Page 2:System Specs And Testing Methodology
Page 3:Benchmark Results: Startup Times
Page 4:Benchmark Results: Memory Usage
Page 5:Benchmark Results: Page Load Times
Page 6:Benchmark Results: HTML, CSS, And Tables
Page 8:PeaceKeeper, Acid3, And DOM
Page 9:Flash, Java, And SilverLight
Page 10:Analysis And Conclusion
Analysis And Conclusion
This brings our Web Browser Grand Prix to an end. Some of our findings weren't that shocking, such as Internet Explorer's failure to adhere to Web standards (Acid3). But there were also a ton of interesting notes along the way, like Opera's gluttony for RAM and Safari's strong performance versus much newer versions of the other browsers. I already knew that Firefox was beginning to feel slow, but I didn't know how bad it had become. Safari didn't live up to its boast of being "the world's fastest web browser." Apple's product was beaten by Opera, and owned by Chrome. While Opera came close to living up to its claim of being "the fastest browser on Earth," close just isn't good enough. Google Chrome is the real speed king. The table below tallies the placing of each browser throughout testing.
As you can see, Google Chrome comes out on top. Although it tied with Opera for the most wins by racking up the highest number of second-place finishes, Chrome manages to take the win.
Considering that Safari has gone so long without a major new version, yet still placed so well, we cannot wait to see what's next from One Infinite Loop.
Mozilla, on the other hand, is a different story. Though I do believe that version 3.6 did bring a significant improvement over 3.5.x, it simply wasn't enough to compete. Since Mozilla's latest offering is only a little over one month old, its placing in our Grand Prix is disappointing, to say the least.
This brings us to Internet Explorer, Destroyer of Netscape Navigator.
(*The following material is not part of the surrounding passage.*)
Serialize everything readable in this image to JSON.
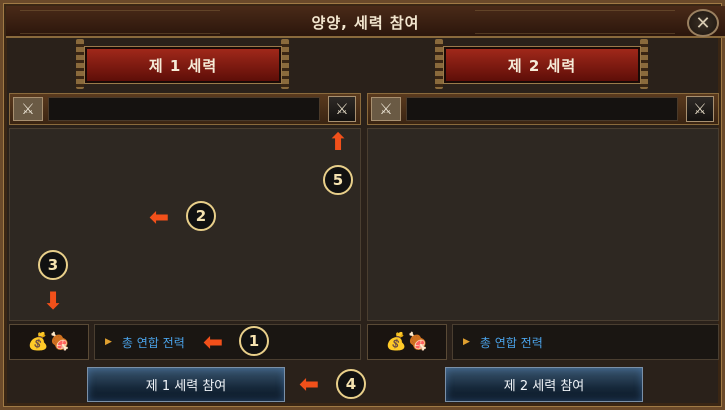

The browser from Redmond finished last no less than fourteen times (more than half of the tests). Internet Explorer's performance here is nothing less than sad.
|Category / Test||Overall Winner|
|Page Load Times||Firefox|
|SilverLight||Firefox / Internet Explorer|
This table only displays the winners, rather than the previous table's full placing results. While it may appear that Opera had a better showing than Chrome, it does not reflect how many times that browser was edged out by Chrome when neither placed first. It also does not show that Safari remained smack in the middle throughout or that Firefox had a stranglehold on fourth.
Any way you want to analyze the data, Google's Chrome comes out on top. That's why we're not only calling Chrome the winner of our Web Browser Grand Prix, but we're also awarding it the Best of Tom's Hardware Award--the first time we've given such an honor to a software product. If you haven't yet downloaded Google Chrome, you just don't know what you're missing.
These benchmarks give us a pretty good picture of which browser is the fastest. What these benchmarks do not reveal is the usability (or overall end-user experience) of these browsers. The staggering number of customization options available for Firefox, or the almost constant (and insufferably bothersome) prompting in Internet Explorer are just two examples of what cannot be benchmarked. Security is also a major concern, and something that was not tested for this article. We focused purely on speed and performance, and in those fields, Google Chrome takes the gold...at least in this round of the raging browser wars.